"I mean a strip of broken land called the Undercliff, that is about half a dozen miles long, reaching from Bonchurch to Blackgang Chine, and varying in breadth of from half a mile, or less, to a mile. It has been formed by a succcession of landslips, in which hundreds of acres have separated from the high downs above, and slid down towards the sea."
"Oh the sea undermines the cliff, and then it falls; is that it, uncle ?"
"No, not exactly so; I will try to make it clear to you. If you were to put a large stone on a sloping bank of clay, perhaps it would remain there if the clay were dry, but if water should be poured on the clay it would become slippery, and then the large stone would most likely slip down."
" Yes, that it would. It would slide down the bank directly."
"But if I put my foot to prevent it sliding down, it would keep its position, nor would it begin to slip till my foot was removed ; and this is just the case with the chalky cliffs of which we are speaking."
"How can that be ? Who can prop up the high cliffs by putting his foot against them?"
"I might reply, that He who in the beginning created the heavens and the earth! He who hath measured the waters in the hollow of his hand. He who has meted out heaven with a span, and comprehended the dust of the earth in a measure, He who has weighed the mountains in scales and the hills in a balance, can do all things. How illimitable his wisdom and power in making the round world and they that dwell therein! How immeasurable his mercy in the redemption of mankind! But I am now speaking of second causes, and will therefore, as I said, try to make clear to you the cause of the landslips.

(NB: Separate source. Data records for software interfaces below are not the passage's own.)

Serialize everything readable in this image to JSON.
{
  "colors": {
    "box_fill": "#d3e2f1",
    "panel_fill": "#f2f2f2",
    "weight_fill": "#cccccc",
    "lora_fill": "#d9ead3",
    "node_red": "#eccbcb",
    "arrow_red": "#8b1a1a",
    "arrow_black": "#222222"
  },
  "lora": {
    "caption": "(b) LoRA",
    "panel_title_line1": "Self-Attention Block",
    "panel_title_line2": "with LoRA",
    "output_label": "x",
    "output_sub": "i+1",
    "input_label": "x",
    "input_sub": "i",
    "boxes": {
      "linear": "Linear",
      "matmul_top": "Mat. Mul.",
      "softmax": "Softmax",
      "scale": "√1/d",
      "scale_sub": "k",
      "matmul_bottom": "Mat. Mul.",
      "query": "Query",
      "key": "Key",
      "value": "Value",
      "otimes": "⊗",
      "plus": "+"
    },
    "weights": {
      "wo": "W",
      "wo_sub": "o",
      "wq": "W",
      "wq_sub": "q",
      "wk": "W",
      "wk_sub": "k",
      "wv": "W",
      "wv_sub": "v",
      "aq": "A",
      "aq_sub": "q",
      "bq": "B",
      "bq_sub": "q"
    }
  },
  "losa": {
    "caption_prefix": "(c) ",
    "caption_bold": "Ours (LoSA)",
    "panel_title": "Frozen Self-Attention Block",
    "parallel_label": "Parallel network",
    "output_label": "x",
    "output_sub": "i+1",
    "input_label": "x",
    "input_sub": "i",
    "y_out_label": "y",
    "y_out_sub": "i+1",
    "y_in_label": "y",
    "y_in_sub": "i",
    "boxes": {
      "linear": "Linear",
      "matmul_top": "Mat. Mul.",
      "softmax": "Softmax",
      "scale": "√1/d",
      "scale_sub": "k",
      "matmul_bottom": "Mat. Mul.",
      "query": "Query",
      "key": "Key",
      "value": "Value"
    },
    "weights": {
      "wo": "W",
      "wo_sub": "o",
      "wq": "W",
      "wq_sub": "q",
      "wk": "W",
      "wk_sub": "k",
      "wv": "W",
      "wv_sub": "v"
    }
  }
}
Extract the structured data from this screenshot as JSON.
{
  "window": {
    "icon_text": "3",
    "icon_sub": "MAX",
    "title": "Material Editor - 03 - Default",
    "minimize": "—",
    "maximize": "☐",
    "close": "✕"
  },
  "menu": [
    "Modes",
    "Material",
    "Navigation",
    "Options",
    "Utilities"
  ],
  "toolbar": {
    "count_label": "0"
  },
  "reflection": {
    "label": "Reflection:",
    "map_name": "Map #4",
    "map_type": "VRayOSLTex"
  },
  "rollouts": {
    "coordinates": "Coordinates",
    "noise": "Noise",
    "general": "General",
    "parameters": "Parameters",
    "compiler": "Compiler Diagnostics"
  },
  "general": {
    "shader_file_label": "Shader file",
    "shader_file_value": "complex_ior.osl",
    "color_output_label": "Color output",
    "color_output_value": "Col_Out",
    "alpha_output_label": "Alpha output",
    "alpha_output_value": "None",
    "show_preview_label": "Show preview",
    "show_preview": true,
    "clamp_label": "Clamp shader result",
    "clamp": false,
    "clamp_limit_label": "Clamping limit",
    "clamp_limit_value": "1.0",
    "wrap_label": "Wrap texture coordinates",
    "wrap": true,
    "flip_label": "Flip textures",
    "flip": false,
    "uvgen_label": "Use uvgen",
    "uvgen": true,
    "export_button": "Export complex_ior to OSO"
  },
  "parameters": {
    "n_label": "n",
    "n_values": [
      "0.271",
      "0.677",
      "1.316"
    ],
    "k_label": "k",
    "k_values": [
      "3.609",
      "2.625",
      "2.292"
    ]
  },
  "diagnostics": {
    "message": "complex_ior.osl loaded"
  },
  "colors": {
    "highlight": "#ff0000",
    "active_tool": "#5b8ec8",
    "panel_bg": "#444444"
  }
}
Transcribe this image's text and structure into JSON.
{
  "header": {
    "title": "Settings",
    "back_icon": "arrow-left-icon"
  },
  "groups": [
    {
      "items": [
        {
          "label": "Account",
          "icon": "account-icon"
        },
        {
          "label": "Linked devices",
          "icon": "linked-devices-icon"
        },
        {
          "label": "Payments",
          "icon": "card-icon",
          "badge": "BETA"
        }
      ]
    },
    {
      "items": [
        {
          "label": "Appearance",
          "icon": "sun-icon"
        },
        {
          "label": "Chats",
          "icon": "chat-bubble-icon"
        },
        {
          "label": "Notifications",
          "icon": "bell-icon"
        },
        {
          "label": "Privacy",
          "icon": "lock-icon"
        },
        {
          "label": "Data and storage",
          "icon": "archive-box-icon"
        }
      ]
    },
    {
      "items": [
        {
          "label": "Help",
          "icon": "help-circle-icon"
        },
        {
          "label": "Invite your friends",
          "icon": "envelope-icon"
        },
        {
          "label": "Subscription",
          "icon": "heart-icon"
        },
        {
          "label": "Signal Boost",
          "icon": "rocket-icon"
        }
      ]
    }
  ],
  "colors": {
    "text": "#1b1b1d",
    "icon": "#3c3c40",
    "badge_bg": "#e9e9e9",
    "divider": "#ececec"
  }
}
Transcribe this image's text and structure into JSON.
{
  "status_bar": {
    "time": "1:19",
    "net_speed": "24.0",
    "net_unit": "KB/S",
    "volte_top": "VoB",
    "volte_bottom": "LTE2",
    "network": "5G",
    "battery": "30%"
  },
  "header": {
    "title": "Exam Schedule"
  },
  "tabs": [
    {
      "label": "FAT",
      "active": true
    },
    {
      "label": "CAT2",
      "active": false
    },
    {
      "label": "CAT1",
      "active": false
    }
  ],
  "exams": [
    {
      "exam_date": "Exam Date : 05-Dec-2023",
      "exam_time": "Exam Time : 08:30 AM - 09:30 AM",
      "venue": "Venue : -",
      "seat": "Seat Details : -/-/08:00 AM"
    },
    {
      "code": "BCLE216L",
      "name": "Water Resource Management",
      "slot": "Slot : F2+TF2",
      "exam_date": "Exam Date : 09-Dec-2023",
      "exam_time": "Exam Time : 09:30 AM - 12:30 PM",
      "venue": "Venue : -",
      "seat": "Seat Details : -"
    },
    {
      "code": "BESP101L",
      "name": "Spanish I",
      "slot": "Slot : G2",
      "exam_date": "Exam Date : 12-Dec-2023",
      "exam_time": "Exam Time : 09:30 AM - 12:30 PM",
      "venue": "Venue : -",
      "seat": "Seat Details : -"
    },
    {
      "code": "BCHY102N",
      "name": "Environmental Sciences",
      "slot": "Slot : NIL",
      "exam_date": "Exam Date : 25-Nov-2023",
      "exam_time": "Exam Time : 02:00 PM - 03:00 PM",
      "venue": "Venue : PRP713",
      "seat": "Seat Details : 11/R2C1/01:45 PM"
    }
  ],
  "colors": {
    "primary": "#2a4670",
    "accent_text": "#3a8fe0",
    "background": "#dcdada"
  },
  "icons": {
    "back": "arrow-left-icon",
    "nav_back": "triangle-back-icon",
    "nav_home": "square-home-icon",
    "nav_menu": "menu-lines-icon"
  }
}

Underneath the high chalky cliffs is a stratum, or layer of bluish marl, I think it is called 'blue slipper;' and the rain in wet weather, and the landsoaks, and the springs, make this blue marl muddy and slippery, so that the chalk cliffs would slip down if it were not for the earth at the bottom of them, that acts as a foot to support them."
Mogridge was an astonishingly, obsessively prolific writer, poet and author of children's books and religious tracts, who also wrote under the pseudonyms Jeremy Jaunt, Ephraim Holding, Old Father Thames, and Peter Parley (the last not to be confused with Samuel Griswold Goodrich, an American who wrote somewhat similar, but considerably duller, didactic works also under the name Peter Parley - and who was ridiculed as "Cousin Cramchild" in Kingsley's The Water-Babies).
See George Mogridge: His Life Character and Writings, Charles Williams, 1856, for a contemporary account.
Continued in ... in the Isle of Wight #2
Addendum, March 2014. I just found a good illustration of the 1840s development of Bonchurch: see Newport: research visit and Little London.